Some people naturally enjoy being alone. Others, not so much. In either case, being alone after the ending of your marriage has a different, more lonely quality to it that’s part of the normal sadness that comes with divorce. As your recovery progresses, cultivating a love for your own company is a valuable life skill that you can develop.
Here are some tips for getting comfortable and even learning to appreciate being alone.
1. Relish the fact that you have only yourself to please. There are no compromises to make about the temperature, the TV show, what’s for dinner, how you spend money, how you live your life, or anything else. It’s all about what you want. You may need to get back in touch with your preferences and being alone is the perfect opportunity. In the meantime, spread out over the whole bed, dance around the Livingroom in your underwear, eat ice cream for dinner—you’re in charge!
2. Give yourself projects. There is something very satisfying about checking things off your list. Maybe it’s food prep for the week or getting your car washed. Or commit to a longer-term project like purging and organizing. (I suggest Marie Kondo’s book The Life-Changing Magic of Tidying Up for encouragement on only keeping what sparks joy!) Or start prowling re-sale shops and home decorating stores to give your space a lift. It’s fun to have a purpose.
3. Get creative. Doing a creative project puts you in the alpha state, which is calm, relaxed and quietly energized. Whether it’s tie-dying your old white tees, taking up watercolor, losing yourself in an adult coloring book, writing a short story or learning to knit, the point is to enjoy a creative project with no pressure on results. Don’t worry if you’re not good at it—the joy is in the process.

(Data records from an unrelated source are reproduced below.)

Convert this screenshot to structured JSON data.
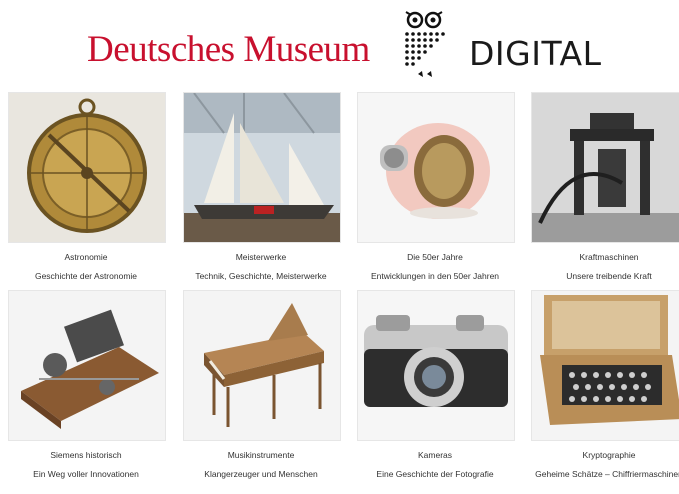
{
  "header": {
    "brand_name": "Deutsches Museum",
    "brand_suffix": "DIGITAL"
  },
  "tiles": [
    {
      "title": "Astronomie",
      "subtitle": "Geschichte der Astronomie",
      "image": "astrolabe"
    },
    {
      "title": "Meisterwerke",
      "subtitle": "Technik, Geschichte, Meisterwerke",
      "image": "sailing-boats"
    },
    {
      "title": "Die 50er Jahre",
      "subtitle": "Entwicklungen in den 50er Jahren",
      "image": "pink-heater"
    },
    {
      "title": "Kraftmaschinen",
      "subtitle": "Unsere treibende Kraft",
      "image": "steam-engine"
    },
    {
      "title": "Siemens historisch",
      "subtitle": "Ein Weg voller Innovationen",
      "image": "telegraph"
    },
    {
      "title": "Musikinstrumente",
      "subtitle": "Klangerzeuger und Menschen",
      "image": "harpsichord"
    },
    {
      "title": "Kameras",
      "subtitle": "Eine Geschichte der Fotografie",
      "image": "camera"
    },
    {
      "title": "Kryptographie",
      "subtitle": "Geheime Schätze – Chiffriermaschinen",
      "image": "enigma"
    }
  ]
}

4. Listen up. Audiobooks, podcasts and music playlists bring the world to you while you’re driving, doing chores or taking a walk. Because you’re also active while listening, it’s much different from zoning out in front of the TV (which can make you feel worse). The voice or song in your ear helps make some of your solo time more enjoyable.
5.Learn something. Whether it’s a French cooking class at a local restaurant or a YouTube tutorial on origami, engage your brain in some novelty—it loves that! Think about what you’ve always wanted to know more about and get busy learning.
6. Do nothing. That can sound boring, but it’s actually very delicious to sit still. Set an alarm for 5 or 10 minutes, sit comfortably, and put your attention on your senses. See what your eyes are seeing (if your eyes are closed, this is the inside of your eyelids), hear what your ears are hearing, and feel what your body is feeling. Just be with yourself in peaceful silence. Guess what? You just meditated! Try doing it for a few minutes every day. It will change your brain for the better. According to a 2012 study, meditation can reduce loneliness.
7. Cut down on screen time. Some activities contribute to a sense of isolation. Binge-watching TV, scrolling your phone, and social media crawls often leave you lonely even as they distract you for a while. That’s because distraction is a low-quality state of being. What’s worse, the content you’re consuming can make you feel bad. Cut back if you want to feel better.
8.Let nature do its magic. You’re never alone in nature! Go for long walks and commune with all of our fellow living things. Nature has a restorative effect, and spending time appreciating the great outdoors WILL make you feel better. Even having live plants in your living and working spaces add to your feelings of well-being.
9.Change your attitude about being alone. We live in a world that thrives on being constantly connected. What used to be naturally occurring periods of solitude and silence (before technology) have been squeezed out of our lives. Technology and being connected aren’t inherently bad, but we’ve gotten out of balance. Being alone has great value. It allows issues and insights to surface. It offers time to contemplate your thoughts and explore your hopes and dreams. And, it provides time and space to step back, evaluate and learn from your experiences.
10. Remember, while being comfortably alone is a gift, you also have the option of being with other people when you want to. Make plans with friends and family. Find a volunteer opportunity that speaks to you and sign up for a regular shift. And make new friends by joining a MeetUp group or signing up for Bumble BFF (a dating app with a feature that helps you find nice people for friendship only). That way, you can create your perfect balance between solitude and community.
- Join my new Thriving After Divorce Facebook Group!
- I’m opening a handful of 6- and 12-week One-on-One Coaching opportunities. If you’re intentional about healing and thriving after divorce, and you’re seriously considering working with a coach, schedule a free discovery call, and let’s see if we’re a good fit to work together!
- Get a free copy of my top-selling book Something Gained: 7 Shifts to Be Stronger, Smarter & Happier After Divorce for tools and insights to recover, heal and thrive! (You just pay for shipping.)